Starting Thursday, Wally Hartshorn is going to try to eat mostly locally grown foods . . . again. It has been 51 weeks since his family’s first stab at local eating. And it’s the day they will attempt again to become locavores, factoring in knowledge gained from experience.
Starting Thursday, Wally Hartshorn is going to try to eat mostly locally grown foods . . . again.
It was a year ago when I wrote about Wally, a Springfield, Ill., computer programmer and blogger. He and his family were about to embark on a new and healthier way of living. They were going to try to eat foods that were grown within 100 miles of Springfield.
“It started out pretty good. For the first three months we ate mostly local. I was eating about 80 percent local food,” said Wally, 47, who works for the Illinois Environmental Protection Agency.
The family – which includes 5-year-old Orlando and stay-at-home mom Dawn, a vegetarian – belonged to a community-supported agriculture program, through which they received a weekly box of produce during the growing season.
That was supplemented by a backyard garden started last year. It yielded tomatoes, broccoli, zucchini, green peppers and herbs.
They visited Springfield’s two farmers markets regularly and found other local sources. Their chicken and eggs came from Bear Creek Farm in Palmer. Butter was purchased from Vincent Family Farm in Rochester. Robert’s Seafood Market sold them milk from Kilgus Farmstead in Fairbury.

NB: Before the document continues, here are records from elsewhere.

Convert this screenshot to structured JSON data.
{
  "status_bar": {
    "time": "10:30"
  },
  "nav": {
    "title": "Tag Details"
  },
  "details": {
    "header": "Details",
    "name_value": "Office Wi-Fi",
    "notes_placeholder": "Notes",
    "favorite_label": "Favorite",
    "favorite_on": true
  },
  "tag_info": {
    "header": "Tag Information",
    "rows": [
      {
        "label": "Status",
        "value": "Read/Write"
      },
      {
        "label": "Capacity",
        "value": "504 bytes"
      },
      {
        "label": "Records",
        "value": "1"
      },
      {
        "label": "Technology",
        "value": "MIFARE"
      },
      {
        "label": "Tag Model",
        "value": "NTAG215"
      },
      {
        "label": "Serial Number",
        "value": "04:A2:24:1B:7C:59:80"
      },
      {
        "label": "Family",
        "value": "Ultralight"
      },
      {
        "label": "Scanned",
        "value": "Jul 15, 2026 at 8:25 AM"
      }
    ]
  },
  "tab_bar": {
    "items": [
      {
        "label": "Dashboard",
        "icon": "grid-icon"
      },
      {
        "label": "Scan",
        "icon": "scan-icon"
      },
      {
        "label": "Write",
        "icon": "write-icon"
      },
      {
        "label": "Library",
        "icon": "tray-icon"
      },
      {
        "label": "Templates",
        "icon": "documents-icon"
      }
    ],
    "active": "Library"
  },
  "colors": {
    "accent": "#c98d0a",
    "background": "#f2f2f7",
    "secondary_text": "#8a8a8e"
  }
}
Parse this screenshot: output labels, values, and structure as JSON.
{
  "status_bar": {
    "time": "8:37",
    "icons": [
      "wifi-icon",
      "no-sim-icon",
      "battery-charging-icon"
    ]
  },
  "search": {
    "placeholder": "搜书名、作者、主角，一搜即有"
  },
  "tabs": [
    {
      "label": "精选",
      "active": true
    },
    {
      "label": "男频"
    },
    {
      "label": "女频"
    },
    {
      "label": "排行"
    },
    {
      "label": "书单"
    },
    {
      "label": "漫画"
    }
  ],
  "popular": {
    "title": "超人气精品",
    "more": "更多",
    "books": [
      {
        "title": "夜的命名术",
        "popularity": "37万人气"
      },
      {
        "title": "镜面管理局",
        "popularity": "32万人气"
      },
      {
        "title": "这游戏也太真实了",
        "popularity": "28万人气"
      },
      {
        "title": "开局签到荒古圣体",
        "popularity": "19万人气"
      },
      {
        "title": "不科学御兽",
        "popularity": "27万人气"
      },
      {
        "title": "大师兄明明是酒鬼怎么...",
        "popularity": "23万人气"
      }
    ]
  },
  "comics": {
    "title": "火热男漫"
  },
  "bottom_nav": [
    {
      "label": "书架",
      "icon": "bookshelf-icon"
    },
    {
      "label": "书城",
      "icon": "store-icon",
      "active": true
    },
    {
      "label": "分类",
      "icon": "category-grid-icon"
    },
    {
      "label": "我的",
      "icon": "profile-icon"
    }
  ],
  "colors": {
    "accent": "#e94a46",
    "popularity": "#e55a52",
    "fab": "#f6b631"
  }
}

“The milk was pasteurized but not homogenized. So we would scoop out the milkfat from the top and use that with milk to make homemade ice cream,” Wally said. The family made fresh soups and tomato sauce that went on pizzas. Blueberries, strawberries, corn and other produce were stored in the freezer.
For lunch, Wally brought salads to work. He not only felt better eating locally grown foods, he lost weight.
“When you’re trying to eat local, you’re not eating a lot of junk food,” he said.
The locavore diet worked well. For a while.
“I thought the hard part would be finding local foods. But that wasn’t difficult. The hard part was being organized and finding time to cook. Where we tripped ourselves up was starting to think about dinner at 5 o’clock. At that point you just want to throw a pizza in the oven, not start making a meal from scratch.”
Their consumption of local foods declined. And it took a nosedive in October when their septic system stopped working.
For more than two months, the Hartshorns – who live in Springfield but are not on the city’s sewer system – had no way to dispose of water. So they started washing clothes at a Laundromat and taking fewer showers. They stopped cooking and began eating in restaurants.
“Life caught up with us. Eating out for two months straight undid everything,” Wally said.
Thursday is opening day of the season for the Illinois Products Farmers Market, held on the Illinois State Fairgrounds. It also marks 51 weeks since the family’s first stab at local eating. And it’s the day they will attempt again to become locavores, factoring in knowledge gained from experience.
They plan to spend more time on meal planning and cooking. They are expanding their garden to include potatoes, carrots and peas. They may put in a backyard cold frame, a way to extend the growing season for cool-weather crops. And they got rid of their tiny, 37-year old refrigerator and bought an energy-efficient model with a larger freezer for storage.
Wally will blog about his successes and failures on www.springfieldlocavore.com.
“Part of the reason for doing this is for health. Part of it is to strengthen community ties. When you buy eggs in the supermarket, you don’t know anyone there. But when you buy them from a nearby farm, you get to know the people who raise the chickens. It’s a much more tight-knit community,” Wally said.
“Last year I wanted to be perfect, but now I know the effort doesn’t have to be 100 percent. Do what you can do. If you’re not enjoying it, don’t do it.”
Springfield (Ill.) State Journal-Register food editor Kathryn Rem can be reached at firstname.lastname@example.org.